YASCHA Mounk, founder and editor-in-chief of Persuasion, calls it 180ism: “the tendency of many participants in public debate to hear what their perceived enemies have to say and immediately declare themselves diametrically opposed.”

As an example, he cited the recent controversy over some of Dr. Seuss’s early books that included offensive drawings. “Over the following days,” Mounk said, “the Chicago Public Library retired existing copies from its collection. EBay banned the books from its platform while continuing to sell copies of ‘Mein Kampf.’ ” The right, Mounk added, “quickly denounced all of this in extreme terms. Fox News devoted a whole day of wall-to-wall coverage to the controversy.”

An associate professor at Johns Hopkins University's School of Advanced International Studies in Washington, D.C., Mounk recalled that the left used to be against banning “immoral” books. “But instead of sticking to their long-standing principles, even veteran writers on the left decided that they would rather argue that it is just fine for some books to disappear than agree with a conservative. If Fox News criticized the banning of a children’s book, then the children’s book must have been unforgivably offensive, and the banning of it righteous — worthy of defense in a stream of op-eds in The Washington Post and The New York Times.”

Mounk calls this the world of 180ism: “you must either think that Dr. Seuss never made a cringe-worthy drawing or that we should cheer when public libraries remove his early books. You must either believe that antifa is a major threat to national security or defend the right of a bunch of extremists to beat up anyone they consider a fascist. You must either cheer when state legislatures tell teachers what they can say in the classroom or celebrate that a growing number of them are telling students to make their racial identity central to their lives.”

Mounk is  a Biden supporter.

180ism is all around us, Mounk said. But “succumbing to it is a terrible way to think and live.” He said “if those who recognize that most questions have more than two possible answers fail to make their voices heard, our debates will perennially be framed as a gladiatorial contest between two mutually hostile halves…and we will remain more interested in owning each other than in solving our problems….”


Economist and author Bryan D. Caplan is another public intellectual whose books, articles and online musings are, almost always, insightful.

In a 2014 article, he discussed demagoguery which he said is the politics of Social Desirability Bias: “the tendency of respondents to answer questions in a manner that will be viewed favorably by others.”

And the heart of Social Desirability Bias, he added, is this: Some types of claims sound good or bad regardless of the facts. (My italics.)
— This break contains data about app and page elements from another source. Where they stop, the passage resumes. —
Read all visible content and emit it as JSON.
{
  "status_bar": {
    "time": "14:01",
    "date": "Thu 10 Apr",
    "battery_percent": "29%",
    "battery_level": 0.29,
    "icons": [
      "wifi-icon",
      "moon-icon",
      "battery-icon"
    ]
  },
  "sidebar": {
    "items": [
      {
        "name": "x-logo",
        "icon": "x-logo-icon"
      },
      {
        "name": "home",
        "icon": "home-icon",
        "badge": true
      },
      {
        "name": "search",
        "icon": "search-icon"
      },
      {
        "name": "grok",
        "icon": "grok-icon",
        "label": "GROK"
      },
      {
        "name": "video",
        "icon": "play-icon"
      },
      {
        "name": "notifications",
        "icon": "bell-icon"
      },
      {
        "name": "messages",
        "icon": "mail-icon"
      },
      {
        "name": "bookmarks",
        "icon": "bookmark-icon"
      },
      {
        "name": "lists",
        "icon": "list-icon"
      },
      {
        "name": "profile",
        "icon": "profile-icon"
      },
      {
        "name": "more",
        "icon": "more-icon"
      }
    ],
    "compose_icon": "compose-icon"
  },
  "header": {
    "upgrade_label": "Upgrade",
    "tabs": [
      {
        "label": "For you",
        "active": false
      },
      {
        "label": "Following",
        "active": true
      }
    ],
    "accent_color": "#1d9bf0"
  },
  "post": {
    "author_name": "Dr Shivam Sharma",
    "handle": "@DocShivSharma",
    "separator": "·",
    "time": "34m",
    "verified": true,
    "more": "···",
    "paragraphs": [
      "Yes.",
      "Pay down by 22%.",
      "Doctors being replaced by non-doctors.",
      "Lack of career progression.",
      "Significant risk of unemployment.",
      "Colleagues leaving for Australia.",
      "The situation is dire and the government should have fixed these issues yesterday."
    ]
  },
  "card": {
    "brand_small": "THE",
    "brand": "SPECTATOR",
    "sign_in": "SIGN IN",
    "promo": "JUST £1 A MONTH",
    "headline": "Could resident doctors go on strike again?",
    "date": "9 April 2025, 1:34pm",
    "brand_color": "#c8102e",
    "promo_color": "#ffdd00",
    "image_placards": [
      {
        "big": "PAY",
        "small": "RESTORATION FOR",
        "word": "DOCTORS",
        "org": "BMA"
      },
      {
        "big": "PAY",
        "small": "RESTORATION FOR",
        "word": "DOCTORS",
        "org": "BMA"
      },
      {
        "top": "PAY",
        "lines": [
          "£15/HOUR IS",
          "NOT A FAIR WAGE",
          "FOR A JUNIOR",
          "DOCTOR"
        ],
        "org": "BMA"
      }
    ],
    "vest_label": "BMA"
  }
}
 “Helping people” sounds good.  “Acquiring luxuries” sounds bad.  “Saving American jobs” sounds good.  “Cheap nannies for upper-middle class families” sound bad.  “Supporting our troops” sounds good.  “Sympathizing with the enemy” sounds bad.  “Raising the minimum wage” sounds good.  “Measuring disemployment effects” sounds bad.

However, Caplan added, the “minimum wage, good as it sounds, would be bad if it sharply increased unemployment of low-skilled workers.  But when [a politician] runs for office, he has a clear incentive to keep his doubts to himself.  If X sounds good, saying ‘Hooray for X’ is a much easier way to win over an audience than “Sure, X sounds good, but let’s calm down and consider the possibility that X is in fact bad.’ ”

Demagoguery, Caplan said, is “Embracing Social Desirability Bias to gain power.  Making a career out of praising what sounds good and attacking what sounds bad.”

Which reminds me of what the very great PJ O’Rourke once wrote about politics.

“If you’re electing Democrats to control government spending, then you’re marrying Angelina Jolie for her brains.”

Haha! No, not that one. This:

“So the worshipers of big government are back with their lies and their empty promises. And what do we do about it? I don’t know. I’m too stupid to answer that question. But in fairness to myself, I’m not just stupid. I am a student of stupidity. I am a political reporter.”

Send feedback to



Zaldy Dandan is the recipient of the Best Editorial Writer Award of the Society of Professional Journalists, and the CNMI Humanities Award for Outstanding Contributions to Journalism. His three books are available on

comments powered by Disqus